Exercise directions = Every entry that follows should be repeated exactly; drop the images.

[Stored entries]
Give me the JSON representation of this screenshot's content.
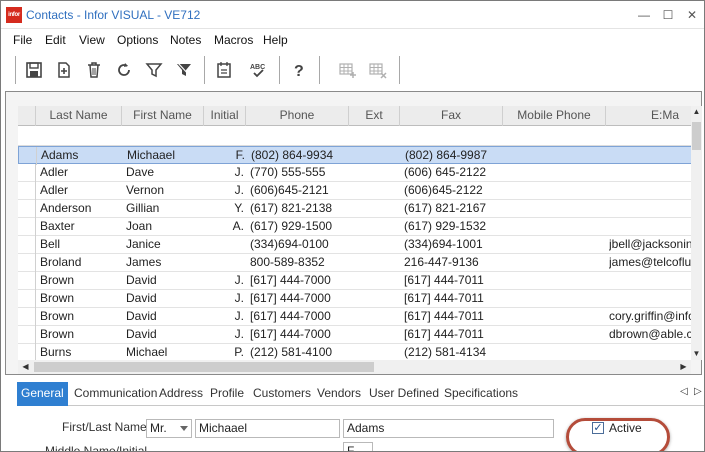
{
  "window": {
    "title": "Contacts - Infor VISUAL - VE712",
    "logo_text": "infor",
    "minimize": "—",
    "maximize": "☐",
    "close": "✕"
  },
  "menu": [
    "File",
    "Edit",
    "View",
    "Options",
    "Notes",
    "Macros",
    "Help"
  ],
  "toolbar": {
    "icons": [
      "save-icon",
      "new-icon",
      "delete-icon",
      "refresh-icon",
      "filter-icon",
      "clear-filter-icon",
      "notes-icon",
      "spellcheck-icon",
      "help-icon",
      "grid-add-icon",
      "grid-remove-icon"
    ]
  },
  "grid": {
    "columns": [
      "Last Name",
      "First Name",
      "Initial",
      "Phone",
      "Ext",
      "Fax",
      "Mobile Phone",
      "E:Ma"
    ],
    "rows": [
      [
        "Adams",
        "Michaael",
        "F.",
        "(802) 864-9934",
        "",
        "(802) 864-9987",
        "",
        ""
      ],
      [
        "Adler",
        "Dave",
        "J.",
        "(770) 555-555",
        "",
        "(606) 645-2122",
        "",
        ""
      ],
      [
        "Adler",
        "Vernon",
        "J.",
        "(606)645-2121",
        "",
        "(606)645-2122",
        "",
        ""
      ],
      [
        "Anderson",
        "Gillian",
        "Y.",
        "(617) 821-2138",
        "",
        "(617) 821-2167",
        "",
        ""
      ],
      [
        "Baxter",
        "Joan",
        "A.",
        "(617) 929-1500",
        "",
        "(617) 929-1532",
        "",
        ""
      ],
      [
        "Bell",
        "Janice",
        "",
        "(334)694-0100",
        "",
        "(334)694-1001",
        "",
        "jbell@jacksonind."
      ],
      [
        "Broland",
        "James",
        "",
        "800-589-8352",
        "",
        "216-447-9136",
        "",
        "james@telcofluidp"
      ],
      [
        "Brown",
        "David",
        "J.",
        "[617] 444-7000",
        "",
        "[617] 444-7011",
        "",
        ""
      ],
      [
        "Brown",
        "David",
        "J.",
        "[617] 444-7000",
        "",
        "[617] 444-7011",
        "",
        ""
      ],
      [
        "Brown",
        "David",
        "J.",
        "[617] 444-7000",
        "",
        "[617] 444-7011",
        "",
        "cory.griffin@infor."
      ],
      [
        "Brown",
        "David",
        "J.",
        "[617] 444-7000",
        "",
        "[617] 444-7011",
        "",
        "dbrown@able.co"
      ],
      [
        "Burns",
        "Michael",
        "P.",
        "(212) 581-4100",
        "",
        "(212) 581-4134",
        "",
        ""
      ]
    ]
  },
  "tabs": [
    "General",
    "Communication",
    "Address",
    "Profile",
    "Customers",
    "Vendors",
    "User Defined",
    "Specifications"
  ],
  "tab_arrows": {
    "left": "◁",
    "right": "▷"
  },
  "form": {
    "first_last_label": "First/Last Name",
    "middle_label": "Middle Name/Initial",
    "prefix": "Mr.",
    "first_name": "Michaael",
    "last_name": "Adams",
    "initial": "F",
    "active_label": "Active",
    "active_checked": true
  },
  "colors": {
    "accent": "#2f7fd1",
    "selection": "#c9dcf5",
    "highlight_ring": "#b44c3a",
    "logo": "#d52b1e"
  }
}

Exercise solution =
Give me the JSON representation of this screenshot's content.
{
  "window": {
    "title": "Contacts - Infor VISUAL - VE712",
    "logo_text": "infor",
    "minimize": "—",
    "maximize": "☐",
    "close": "✕"
  },
  "menu": [
    "File",
    "Edit",
    "View",
    "Options",
    "Notes",
    "Macros",
    "Help"
  ],
  "toolbar": {
    "icons": [
      "save-icon",
      "new-icon",
      "delete-icon",
      "refresh-icon",
      "filter-icon",
      "clear-filter-icon",
      "notes-icon",
      "spellcheck-icon",
      "help-icon",
      "grid-add-icon",
      "grid-remove-icon"
    ]
  },
  "grid": {
    "columns": [
      "Last Name",
      "First Name",
      "Initial",
      "Phone",
      "Ext",
      "Fax",
      "Mobile Phone",
      "E:Ma"
    ],
    "rows": [
      [
        "Adams",
        "Michaael",
        "F.",
        "(802) 864-9934",
        "",
        "(802) 864-9987",
        "",
        ""
      ],
      [
        "Adler",
        "Dave",
        "J.",
        "(770) 555-555",
        "",
        "(606) 645-2122",
        "",
        ""
      ],
      [
        "Adler",
        "Vernon",
        "J.",
        "(606)645-2121",
        "",
        "(606)645-2122",
        "",
        ""
      ],
      [
        "Anderson",
        "Gillian",
        "Y.",
        "(617) 821-2138",
        "",
        "(617) 821-2167",
        "",
        ""
      ],
      [
        "Baxter",
        "Joan",
        "A.",
        "(617) 929-1500",
        "",
        "(617) 929-1532",
        "",
        ""
      ],
      [
        "Bell",
        "Janice",
        "",
        "(334)694-0100",
        "",
        "(334)694-1001",
        "",
        "jbell@jacksonind."
      ],
      [
        "Broland",
        "James",
        "",
        "800-589-8352",
        "",
        "216-447-9136",
        "",
        "james@telcofluidp"
      ],
      [
        "Brown",
        "David",
        "J.",
        "[617] 444-7000",
        "",
        "[617] 444-7011",
        "",
        ""
      ],
      [
        "Brown",
        "David",
        "J.",
        "[617] 444-7000",
        "",
        "[617] 444-7011",
        "",
        ""
      ],
      [
        "Brown",
        "David",
        "J.",
        "[617] 444-7000",
        "",
        "[617] 444-7011",
        "",
        "cory.griffin@infor."
      ],
      [
        "Brown",
        "David",
        "J.",
        "[617] 444-7000",
        "",
        "[617] 444-7011",
        "",
        "dbrown@able.co"
      ],
      [
        "Burns",
        "Michael",
        "P.",
        "(212) 581-4100",
        "",
        "(212) 581-4134",
        "",
        ""
      ]
    ]
  },
  "tabs": [
    "General",
    "Communication",
    "Address",
    "Profile",
    "Customers",
    "Vendors",
    "User Defined",
    "Specifications"
  ],
  "tab_arrows": {
    "left": "◁",
    "right": "▷"
  },
  "form": {
    "first_last_label": "First/Last Name",
    "middle_label": "Middle Name/Initial",
    "prefix": "Mr.",
    "first_name": "Michaael",
    "last_name": "Adams",
    "initial": "F",
    "active_label": "Active",
    "active_checked": true
  },
  "colors": {
    "accent": "#2f7fd1",
    "selection": "#c9dcf5",
    "highlight_ring": "#b44c3a",
    "logo": "#d52b1e"
  }
}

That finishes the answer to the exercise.